##### DATA EXTRACTS #####

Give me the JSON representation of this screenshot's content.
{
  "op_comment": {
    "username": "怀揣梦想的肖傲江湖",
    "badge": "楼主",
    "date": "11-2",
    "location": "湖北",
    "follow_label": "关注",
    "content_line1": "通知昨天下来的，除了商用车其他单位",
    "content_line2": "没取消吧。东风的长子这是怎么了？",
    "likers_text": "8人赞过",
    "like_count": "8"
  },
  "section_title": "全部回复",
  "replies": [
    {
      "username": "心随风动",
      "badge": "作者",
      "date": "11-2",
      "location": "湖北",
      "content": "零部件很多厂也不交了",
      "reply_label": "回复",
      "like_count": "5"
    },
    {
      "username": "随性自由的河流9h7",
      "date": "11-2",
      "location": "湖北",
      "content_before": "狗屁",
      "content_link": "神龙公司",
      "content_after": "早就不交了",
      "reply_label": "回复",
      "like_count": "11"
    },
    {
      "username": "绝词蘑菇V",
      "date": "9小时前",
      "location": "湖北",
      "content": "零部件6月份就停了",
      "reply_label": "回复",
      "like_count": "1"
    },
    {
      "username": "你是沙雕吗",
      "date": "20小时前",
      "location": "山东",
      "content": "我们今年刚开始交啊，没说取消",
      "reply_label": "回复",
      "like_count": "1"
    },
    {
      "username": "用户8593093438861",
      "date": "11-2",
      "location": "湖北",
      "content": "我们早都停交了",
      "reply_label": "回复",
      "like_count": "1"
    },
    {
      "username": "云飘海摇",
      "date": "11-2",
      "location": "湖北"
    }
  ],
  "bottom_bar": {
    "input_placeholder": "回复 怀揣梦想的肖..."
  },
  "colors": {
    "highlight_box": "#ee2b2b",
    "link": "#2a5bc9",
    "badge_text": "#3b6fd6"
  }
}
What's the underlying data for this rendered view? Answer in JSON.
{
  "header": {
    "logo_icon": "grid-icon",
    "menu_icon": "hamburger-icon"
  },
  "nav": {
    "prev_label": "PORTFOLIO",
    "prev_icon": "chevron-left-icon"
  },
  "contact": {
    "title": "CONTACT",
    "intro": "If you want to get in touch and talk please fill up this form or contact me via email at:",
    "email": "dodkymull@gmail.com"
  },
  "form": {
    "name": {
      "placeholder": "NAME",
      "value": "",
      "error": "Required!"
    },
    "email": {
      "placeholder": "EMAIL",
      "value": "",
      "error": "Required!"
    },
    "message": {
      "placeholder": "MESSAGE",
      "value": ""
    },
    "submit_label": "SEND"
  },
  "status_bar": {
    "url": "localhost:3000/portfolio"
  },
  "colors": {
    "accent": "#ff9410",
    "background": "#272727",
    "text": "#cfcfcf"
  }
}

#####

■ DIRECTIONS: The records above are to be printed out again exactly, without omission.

■ WRITTEN SOLUTION:
Give me the JSON representation of this screenshot's content.
{
  "op_comment": {
    "username": "怀揣梦想的肖傲江湖",
    "badge": "楼主",
    "date": "11-2",
    "location": "湖北",
    "follow_label": "关注",
    "content_line1": "通知昨天下来的，除了商用车其他单位",
    "content_line2": "没取消吧。东风的长子这是怎么了？",
    "likers_text": "8人赞过",
    "like_count": "8"
  },
  "section_title": "全部回复",
  "replies": [
    {
      "username": "心随风动",
      "badge": "作者",
      "date": "11-2",
      "location": "湖北",
      "content": "零部件很多厂也不交了",
      "reply_label": "回复",
      "like_count": "5"
    },
    {
      "username": "随性自由的河流9h7",
      "date": "11-2",
      "location": "湖北",
      "content_before": "狗屁",
      "content_link": "神龙公司",
      "content_after": "早就不交了",
      "reply_label": "回复",
      "like_count": "11"
    },
    {
      "username": "绝词蘑菇V",
      "date": "9小时前",
      "location": "湖北",
      "content": "零部件6月份就停了",
      "reply_label": "回复",
      "like_count": "1"
    },
    {
      "username": "你是沙雕吗",
      "date": "20小时前",
      "location": "山东",
      "content": "我们今年刚开始交啊，没说取消",
      "reply_label": "回复",
      "like_count": "1"
    },
    {
      "username": "用户8593093438861",
      "date": "11-2",
      "location": "湖北",
      "content": "我们早都停交了",
      "reply_label": "回复",
      "like_count": "1"
    },
    {
      "username": "云飘海摇",
      "date": "11-2",
      "location": "湖北"
    }
  ],
  "bottom_bar": {
    "input_placeholder": "回复 怀揣梦想的肖..."
  },
  "colors": {
    "highlight_box": "#ee2b2b",
    "link": "#2a5bc9",
    "badge_text": "#3b6fd6"
  }
}
What's the underlying data for this rendered view? Answer in JSON.
{
  "header": {
    "logo_icon": "grid-icon",
    "menu_icon": "hamburger-icon"
  },
  "nav": {
    "prev_label": "PORTFOLIO",
    "prev_icon": "chevron-left-icon"
  },
  "contact": {
    "title": "CONTACT",
    "intro": "If you want to get in touch and talk please fill up this form or contact me via email at:",
    "email": "dodkymull@gmail.com"
  },
  "form": {
    "name": {
      "placeholder": "NAME",
      "value": "",
      "error": "Required!"
    },
    "email": {
      "placeholder": "EMAIL",
      "value": "",
      "error": "Required!"
    },
    "message": {
      "placeholder": "MESSAGE",
      "value": ""
    },
    "submit_label": "SEND"
  },
  "status_bar": {
    "url": "localhost:3000/portfolio"
  },
  "colors": {
    "accent": "#ff9410",
    "background": "#272727",
    "text": "#cfcfcf"
  }
}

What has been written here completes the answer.